_What you have to do_. Scan the data below and state how many of its lines contain the word "image", giving only the figure.

_Data supplied_.
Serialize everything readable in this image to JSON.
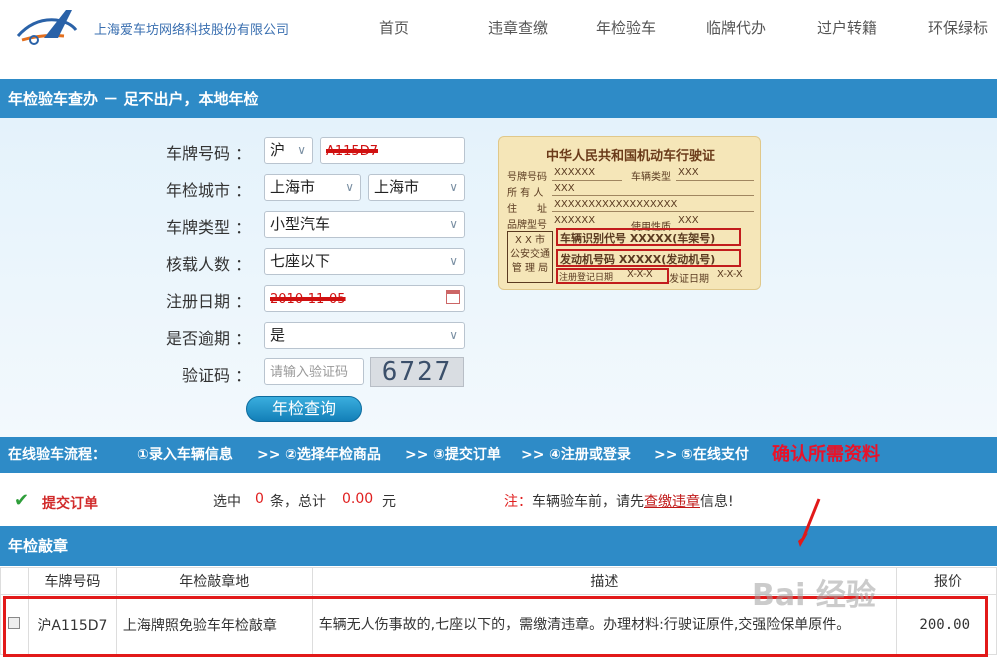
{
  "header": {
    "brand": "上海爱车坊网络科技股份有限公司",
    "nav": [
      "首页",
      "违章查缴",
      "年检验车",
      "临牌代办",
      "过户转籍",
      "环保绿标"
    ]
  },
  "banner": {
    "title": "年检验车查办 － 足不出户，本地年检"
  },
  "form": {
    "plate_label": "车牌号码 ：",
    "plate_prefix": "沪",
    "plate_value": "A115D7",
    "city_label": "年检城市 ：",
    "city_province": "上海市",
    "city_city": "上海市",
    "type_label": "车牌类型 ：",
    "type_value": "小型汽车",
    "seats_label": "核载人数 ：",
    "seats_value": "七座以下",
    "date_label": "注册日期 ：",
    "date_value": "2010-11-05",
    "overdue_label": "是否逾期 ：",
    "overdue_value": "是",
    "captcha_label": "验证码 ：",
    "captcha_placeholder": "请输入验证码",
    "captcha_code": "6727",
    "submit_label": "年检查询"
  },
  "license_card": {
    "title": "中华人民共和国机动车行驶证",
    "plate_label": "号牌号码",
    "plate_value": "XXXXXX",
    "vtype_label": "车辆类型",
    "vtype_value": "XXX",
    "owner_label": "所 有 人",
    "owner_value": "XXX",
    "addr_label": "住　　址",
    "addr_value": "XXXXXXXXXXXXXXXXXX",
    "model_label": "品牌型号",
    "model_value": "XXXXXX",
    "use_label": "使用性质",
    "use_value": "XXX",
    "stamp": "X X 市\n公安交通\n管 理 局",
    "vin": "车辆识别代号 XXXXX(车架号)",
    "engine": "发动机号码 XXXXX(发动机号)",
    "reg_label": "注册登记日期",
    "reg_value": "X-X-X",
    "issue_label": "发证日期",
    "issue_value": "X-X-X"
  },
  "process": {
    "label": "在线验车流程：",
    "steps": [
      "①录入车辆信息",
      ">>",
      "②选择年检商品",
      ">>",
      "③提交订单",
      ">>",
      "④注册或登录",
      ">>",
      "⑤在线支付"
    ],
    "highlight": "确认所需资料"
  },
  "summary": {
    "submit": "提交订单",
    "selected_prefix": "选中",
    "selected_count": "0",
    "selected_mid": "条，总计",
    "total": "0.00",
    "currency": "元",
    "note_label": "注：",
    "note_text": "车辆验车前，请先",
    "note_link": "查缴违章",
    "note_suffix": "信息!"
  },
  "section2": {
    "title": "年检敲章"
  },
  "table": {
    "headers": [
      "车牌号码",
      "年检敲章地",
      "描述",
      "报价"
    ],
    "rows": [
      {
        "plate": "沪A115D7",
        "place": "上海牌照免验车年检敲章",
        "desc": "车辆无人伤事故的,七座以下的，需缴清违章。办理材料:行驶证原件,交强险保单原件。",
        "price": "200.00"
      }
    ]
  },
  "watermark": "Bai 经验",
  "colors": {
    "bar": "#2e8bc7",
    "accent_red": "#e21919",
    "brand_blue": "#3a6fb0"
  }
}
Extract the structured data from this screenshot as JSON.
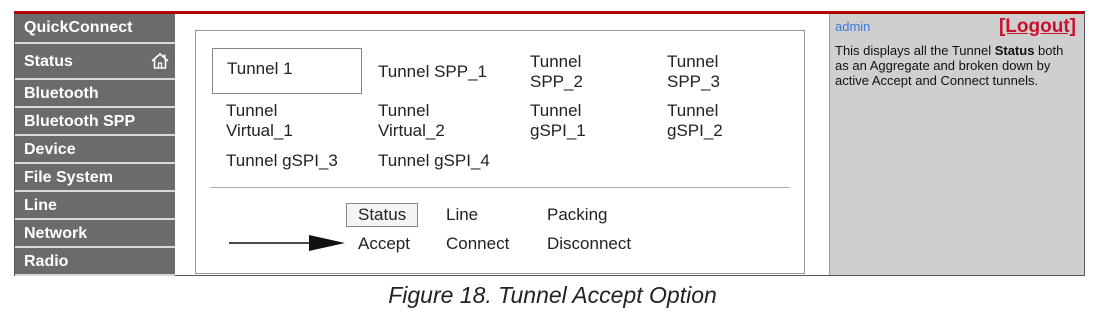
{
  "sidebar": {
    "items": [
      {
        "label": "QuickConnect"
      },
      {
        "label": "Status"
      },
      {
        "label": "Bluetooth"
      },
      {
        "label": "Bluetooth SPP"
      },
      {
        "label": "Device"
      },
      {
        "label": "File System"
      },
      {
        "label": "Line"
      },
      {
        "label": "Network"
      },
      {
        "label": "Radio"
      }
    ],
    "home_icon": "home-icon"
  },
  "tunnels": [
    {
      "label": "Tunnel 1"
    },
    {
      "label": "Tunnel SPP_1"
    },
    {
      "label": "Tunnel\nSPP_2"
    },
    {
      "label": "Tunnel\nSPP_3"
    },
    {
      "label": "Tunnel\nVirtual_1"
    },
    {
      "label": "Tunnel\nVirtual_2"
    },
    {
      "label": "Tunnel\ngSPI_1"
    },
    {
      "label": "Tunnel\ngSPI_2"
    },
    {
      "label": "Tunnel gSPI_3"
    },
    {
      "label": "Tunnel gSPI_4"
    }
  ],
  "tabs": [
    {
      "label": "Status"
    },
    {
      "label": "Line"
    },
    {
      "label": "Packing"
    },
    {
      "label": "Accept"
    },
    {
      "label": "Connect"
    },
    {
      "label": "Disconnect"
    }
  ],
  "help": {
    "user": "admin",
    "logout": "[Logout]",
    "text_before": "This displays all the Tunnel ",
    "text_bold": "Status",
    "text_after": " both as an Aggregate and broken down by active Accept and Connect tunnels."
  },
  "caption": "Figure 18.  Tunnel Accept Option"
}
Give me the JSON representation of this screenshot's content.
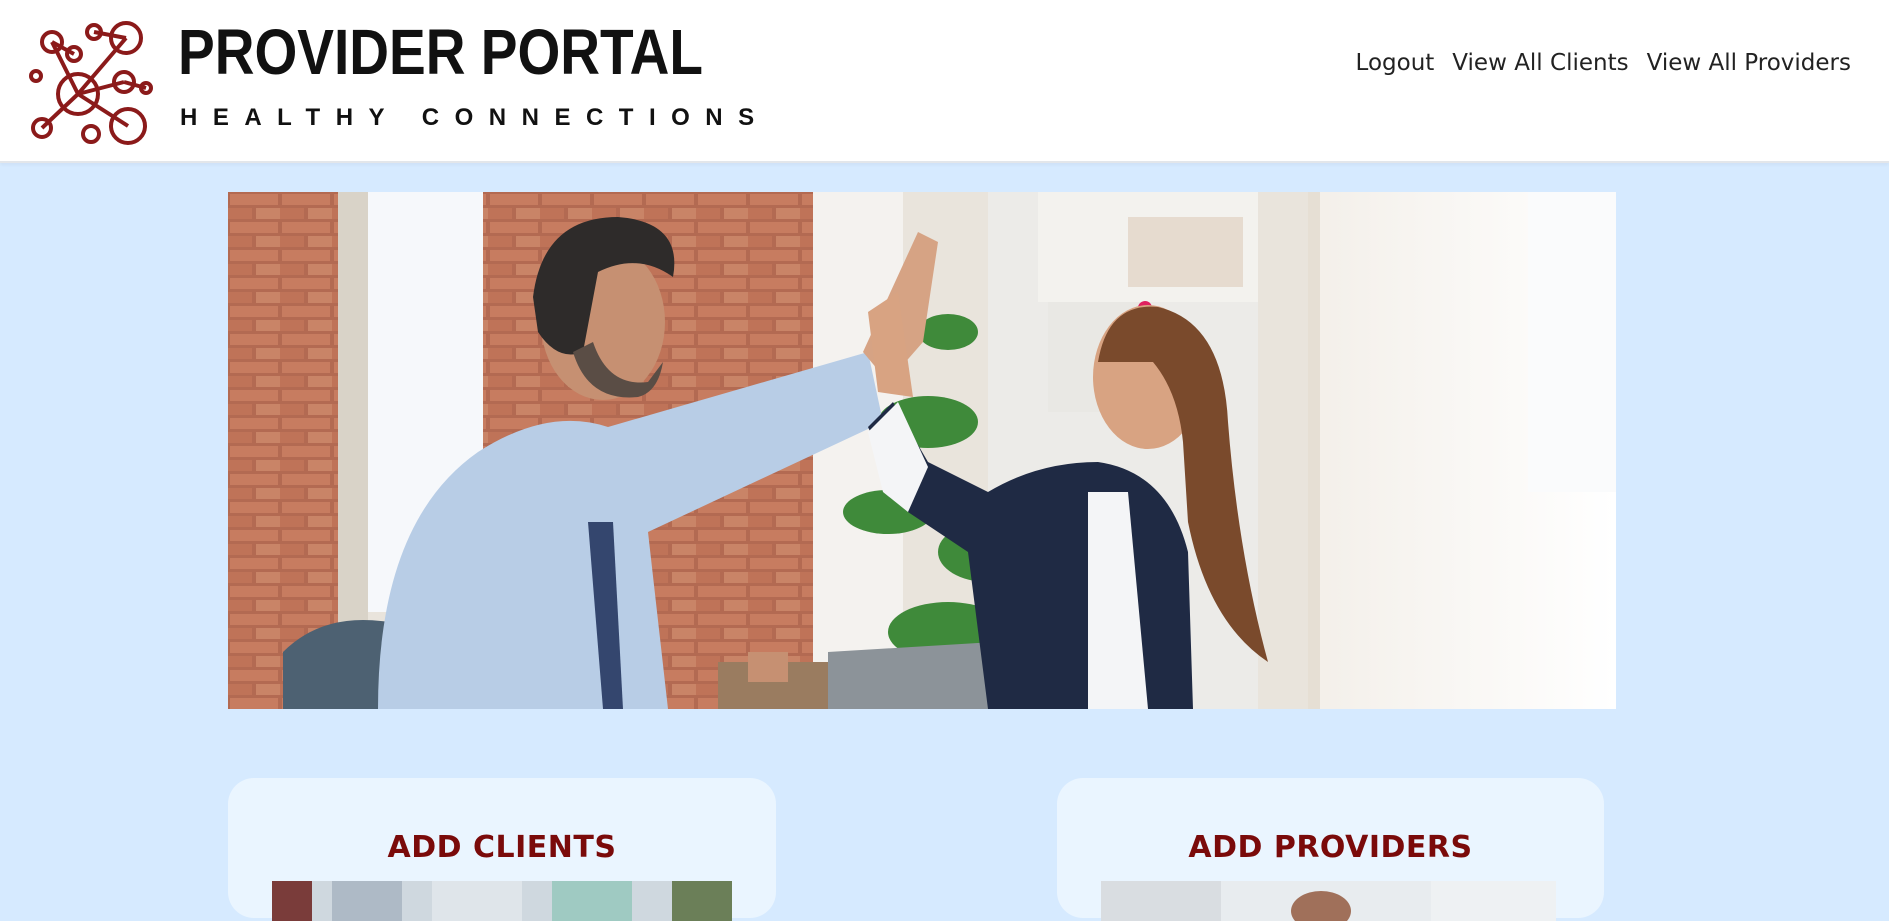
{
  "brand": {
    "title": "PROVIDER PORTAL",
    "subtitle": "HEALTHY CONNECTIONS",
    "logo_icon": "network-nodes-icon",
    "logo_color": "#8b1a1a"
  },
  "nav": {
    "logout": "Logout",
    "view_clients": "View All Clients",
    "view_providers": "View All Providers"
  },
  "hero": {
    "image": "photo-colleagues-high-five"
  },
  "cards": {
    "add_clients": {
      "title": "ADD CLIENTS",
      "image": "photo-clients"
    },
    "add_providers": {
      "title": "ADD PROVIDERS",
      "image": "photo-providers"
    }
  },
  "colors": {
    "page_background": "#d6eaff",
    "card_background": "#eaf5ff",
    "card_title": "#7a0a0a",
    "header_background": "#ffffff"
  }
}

_Task output_. 4